— Description of the task —
Without including any pictures, give back all of the data exactly.

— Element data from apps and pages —
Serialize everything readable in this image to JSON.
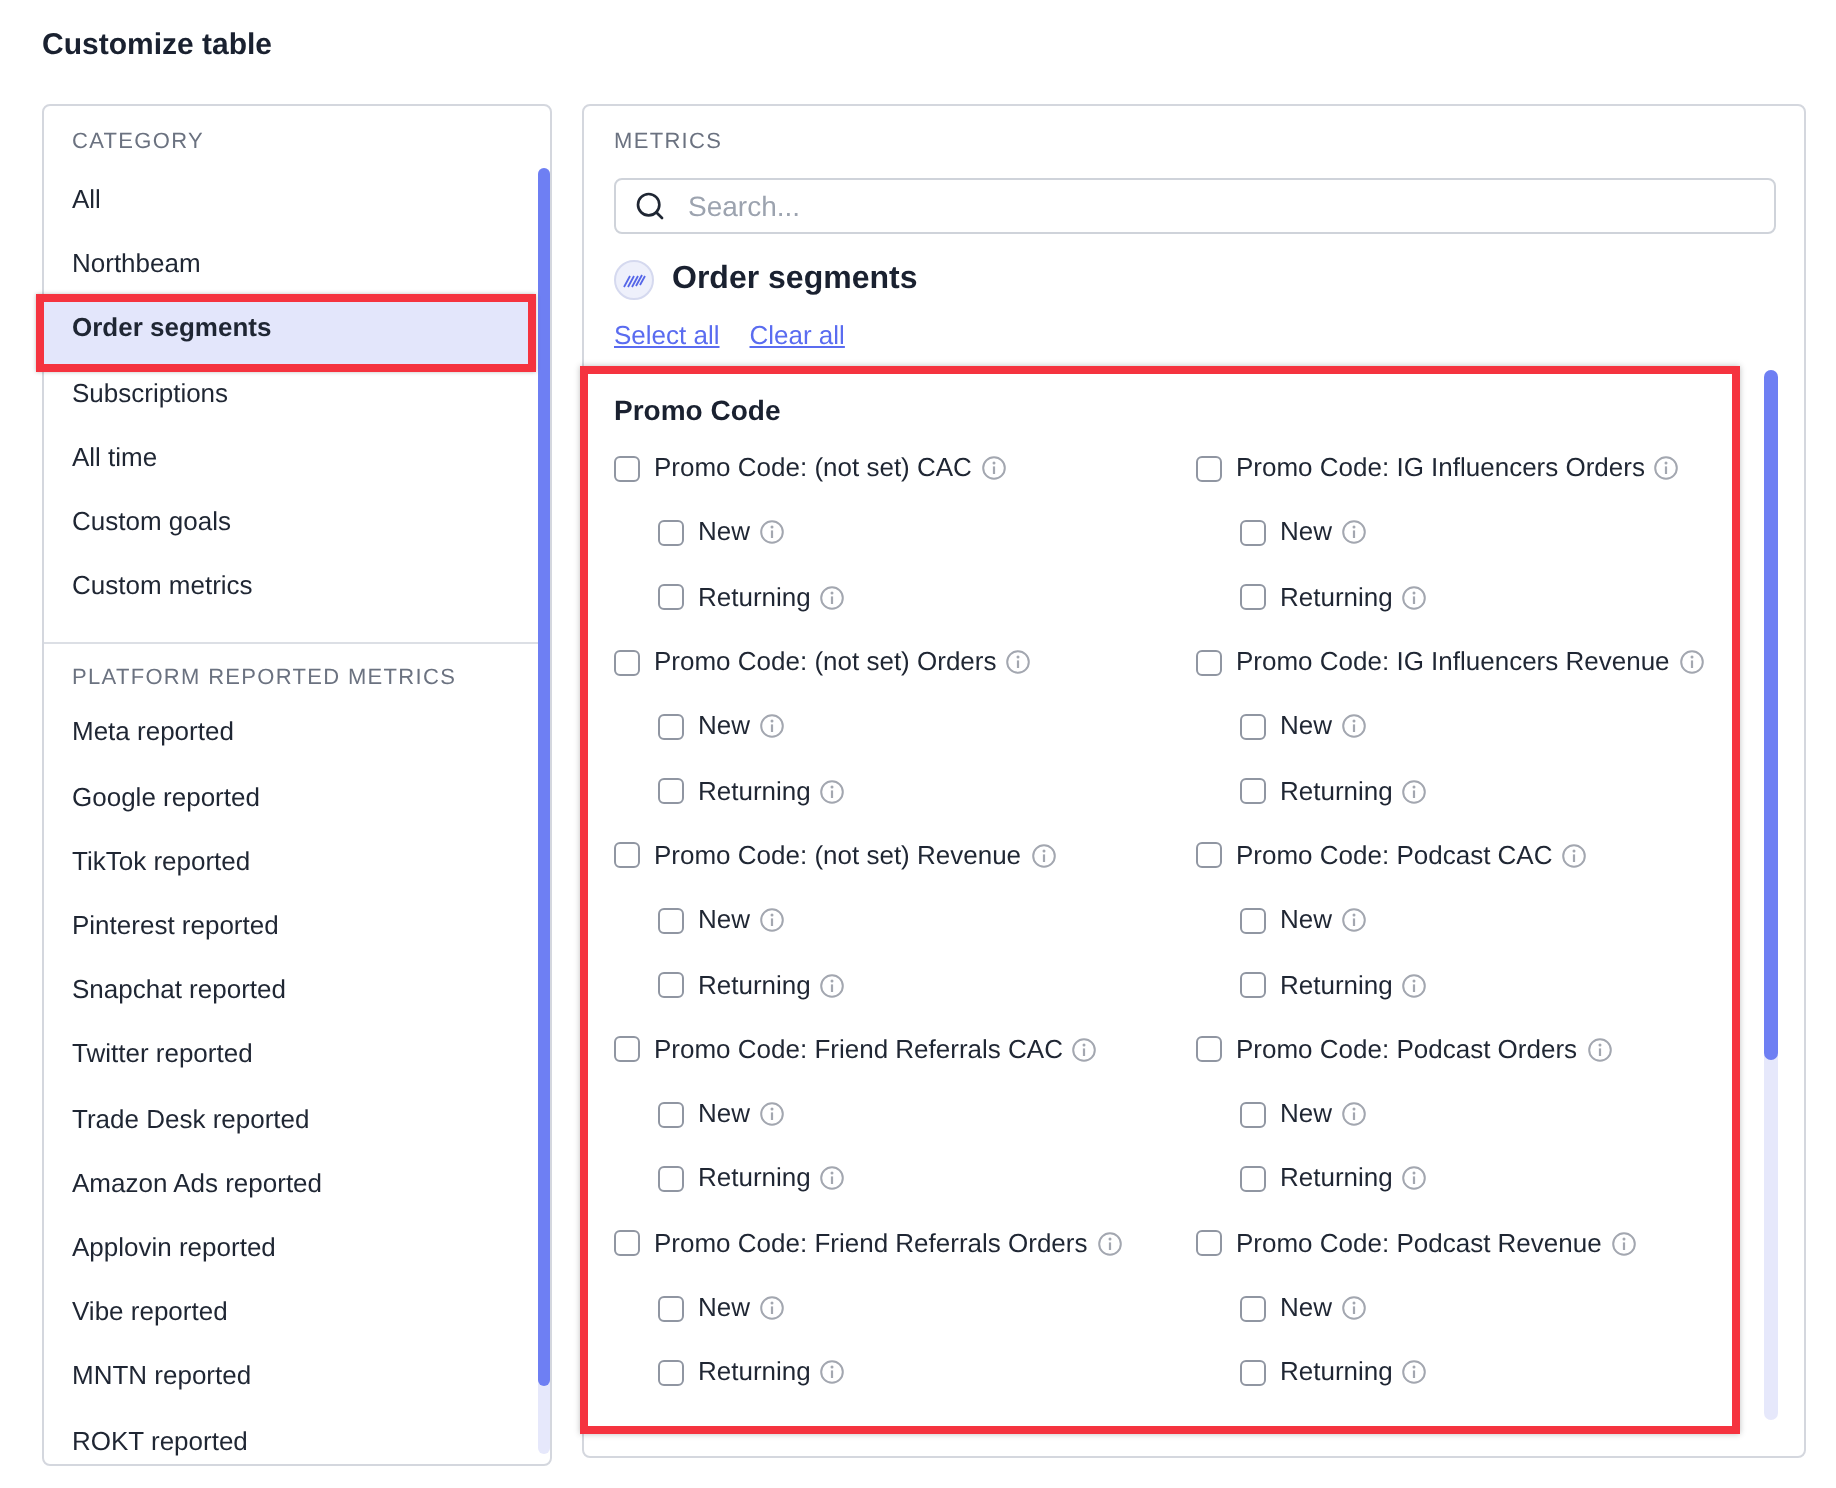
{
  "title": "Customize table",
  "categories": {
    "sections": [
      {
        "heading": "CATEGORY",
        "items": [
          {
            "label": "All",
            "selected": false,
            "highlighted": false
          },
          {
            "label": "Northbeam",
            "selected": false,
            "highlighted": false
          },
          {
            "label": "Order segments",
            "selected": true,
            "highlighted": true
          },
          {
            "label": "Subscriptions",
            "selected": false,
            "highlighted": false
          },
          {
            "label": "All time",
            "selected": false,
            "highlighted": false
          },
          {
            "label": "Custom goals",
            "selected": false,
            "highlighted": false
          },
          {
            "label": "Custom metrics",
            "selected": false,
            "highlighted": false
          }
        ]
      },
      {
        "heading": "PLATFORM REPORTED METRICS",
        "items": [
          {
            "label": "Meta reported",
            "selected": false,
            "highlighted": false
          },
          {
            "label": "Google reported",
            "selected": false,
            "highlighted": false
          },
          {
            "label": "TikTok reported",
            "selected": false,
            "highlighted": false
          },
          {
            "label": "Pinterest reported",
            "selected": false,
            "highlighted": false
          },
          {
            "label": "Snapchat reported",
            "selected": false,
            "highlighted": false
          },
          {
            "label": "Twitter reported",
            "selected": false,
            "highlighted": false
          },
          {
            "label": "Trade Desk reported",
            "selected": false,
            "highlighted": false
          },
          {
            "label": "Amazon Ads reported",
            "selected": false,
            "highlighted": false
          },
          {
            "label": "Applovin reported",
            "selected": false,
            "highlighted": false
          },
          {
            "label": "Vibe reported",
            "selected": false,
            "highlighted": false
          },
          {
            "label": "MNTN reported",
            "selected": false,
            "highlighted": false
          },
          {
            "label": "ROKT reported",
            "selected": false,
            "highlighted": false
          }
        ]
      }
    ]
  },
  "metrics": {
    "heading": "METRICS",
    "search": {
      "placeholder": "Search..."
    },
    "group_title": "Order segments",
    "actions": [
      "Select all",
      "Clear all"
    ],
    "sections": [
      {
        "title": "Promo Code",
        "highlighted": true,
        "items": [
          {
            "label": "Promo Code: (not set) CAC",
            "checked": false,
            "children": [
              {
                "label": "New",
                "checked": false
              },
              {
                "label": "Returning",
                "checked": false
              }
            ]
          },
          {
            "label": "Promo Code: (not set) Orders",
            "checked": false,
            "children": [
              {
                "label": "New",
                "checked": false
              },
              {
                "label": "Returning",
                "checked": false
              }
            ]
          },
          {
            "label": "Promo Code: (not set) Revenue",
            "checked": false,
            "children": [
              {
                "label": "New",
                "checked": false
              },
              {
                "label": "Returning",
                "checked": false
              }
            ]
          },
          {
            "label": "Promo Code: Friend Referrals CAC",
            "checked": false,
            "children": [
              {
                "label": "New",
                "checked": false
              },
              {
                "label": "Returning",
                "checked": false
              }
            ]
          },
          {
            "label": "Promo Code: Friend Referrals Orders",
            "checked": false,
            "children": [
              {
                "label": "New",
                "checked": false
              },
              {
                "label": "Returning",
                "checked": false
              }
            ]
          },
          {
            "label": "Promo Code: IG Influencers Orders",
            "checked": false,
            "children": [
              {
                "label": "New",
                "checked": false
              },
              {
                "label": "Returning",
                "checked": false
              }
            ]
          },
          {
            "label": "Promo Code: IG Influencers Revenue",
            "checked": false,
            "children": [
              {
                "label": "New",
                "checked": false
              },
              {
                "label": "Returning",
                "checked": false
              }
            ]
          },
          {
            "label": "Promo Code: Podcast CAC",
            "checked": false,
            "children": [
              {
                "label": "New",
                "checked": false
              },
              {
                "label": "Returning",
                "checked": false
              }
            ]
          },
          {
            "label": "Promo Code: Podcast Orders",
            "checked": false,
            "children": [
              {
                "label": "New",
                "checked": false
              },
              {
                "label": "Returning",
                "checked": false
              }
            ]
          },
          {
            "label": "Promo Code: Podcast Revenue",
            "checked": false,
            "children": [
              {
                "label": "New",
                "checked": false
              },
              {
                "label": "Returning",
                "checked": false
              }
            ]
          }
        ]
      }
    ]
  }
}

— Worked solution —
Serialize everything readable in this image to JSON.
{
  "title": "Customize table",
  "categories": {
    "sections": [
      {
        "heading": "CATEGORY",
        "items": [
          {
            "label": "All",
            "selected": false,
            "highlighted": false
          },
          {
            "label": "Northbeam",
            "selected": false,
            "highlighted": false
          },
          {
            "label": "Order segments",
            "selected": true,
            "highlighted": true
          },
          {
            "label": "Subscriptions",
            "selected": false,
            "highlighted": false
          },
          {
            "label": "All time",
            "selected": false,
            "highlighted": false
          },
          {
            "label": "Custom goals",
            "selected": false,
            "highlighted": false
          },
          {
            "label": "Custom metrics",
            "selected": false,
            "highlighted": false
          }
        ]
      },
      {
        "heading": "PLATFORM REPORTED METRICS",
        "items": [
          {
            "label": "Meta reported",
            "selected": false,
            "highlighted": false
          },
          {
            "label": "Google reported",
            "selected": false,
            "highlighted": false
          },
          {
            "label": "TikTok reported",
            "selected": false,
            "highlighted": false
          },
          {
            "label": "Pinterest reported",
            "selected": false,
            "highlighted": false
          },
          {
            "label": "Snapchat reported",
            "selected": false,
            "highlighted": false
          },
          {
            "label": "Twitter reported",
            "selected": false,
            "highlighted": false
          },
          {
            "label": "Trade Desk reported",
            "selected": false,
            "highlighted": false
          },
          {
            "label": "Amazon Ads reported",
            "selected": false,
            "highlighted": false
          },
          {
            "label": "Applovin reported",
            "selected": false,
            "highlighted": false
          },
          {
            "label": "Vibe reported",
            "selected": false,
            "highlighted": false
          },
          {
            "label": "MNTN reported",
            "selected": false,
            "highlighted": false
          },
          {
            "label": "ROKT reported",
            "selected": false,
            "highlighted": false
          }
        ]
      }
    ]
  },
  "metrics": {
    "heading": "METRICS",
    "search": {
      "placeholder": "Search..."
    },
    "group_title": "Order segments",
    "actions": [
      "Select all",
      "Clear all"
    ],
    "sections": [
      {
        "title": "Promo Code",
        "highlighted": true,
        "items": [
          {
            "label": "Promo Code: (not set) CAC",
            "checked": false,
            "children": [
              {
                "label": "New",
                "checked": false
              },
              {
                "label": "Returning",
                "checked": false
              }
            ]
          },
          {
            "label": "Promo Code: (not set) Orders",
            "checked": false,
            "children": [
              {
                "label": "New",
                "checked": false
              },
              {
                "label": "Returning",
                "checked": false
              }
            ]
          },
          {
            "label": "Promo Code: (not set) Revenue",
            "checked": false,
            "children": [
              {
                "label": "New",
                "checked": false
              },
              {
                "label": "Returning",
                "checked": false
              }
            ]
          },
          {
            "label": "Promo Code: Friend Referrals CAC",
            "checked": false,
            "children": [
              {
                "label": "New",
                "checked": false
              },
              {
                "label": "Returning",
                "checked": false
              }
            ]
          },
          {
            "label": "Promo Code: Friend Referrals Orders",
            "checked": false,
            "children": [
              {
                "label": "New",
                "checked": false
              },
              {
                "label": "Returning",
                "checked": false
              }
            ]
          },
          {
            "label": "Promo Code: IG Influencers Orders",
            "checked": false,
            "children": [
              {
                "label": "New",
                "checked": false
              },
              {
                "label": "Returning",
                "checked": false
              }
            ]
          },
          {
            "label": "Promo Code: IG Influencers Revenue",
            "checked": false,
            "children": [
              {
                "label": "New",
                "checked": false
              },
              {
                "label": "Returning",
                "checked": false
              }
            ]
          },
          {
            "label": "Promo Code: Podcast CAC",
            "checked": false,
            "children": [
              {
                "label": "New",
                "checked": false
              },
              {
                "label": "Returning",
                "checked": false
              }
            ]
          },
          {
            "label": "Promo Code: Podcast Orders",
            "checked": false,
            "children": [
              {
                "label": "New",
                "checked": false
              },
              {
                "label": "Returning",
                "checked": false
              }
            ]
          },
          {
            "label": "Promo Code: Podcast Revenue",
            "checked": false,
            "children": [
              {
                "label": "New",
                "checked": false
              },
              {
                "label": "Returning",
                "checked": false
              }
            ]
          }
        ]
      }
    ]
  }
}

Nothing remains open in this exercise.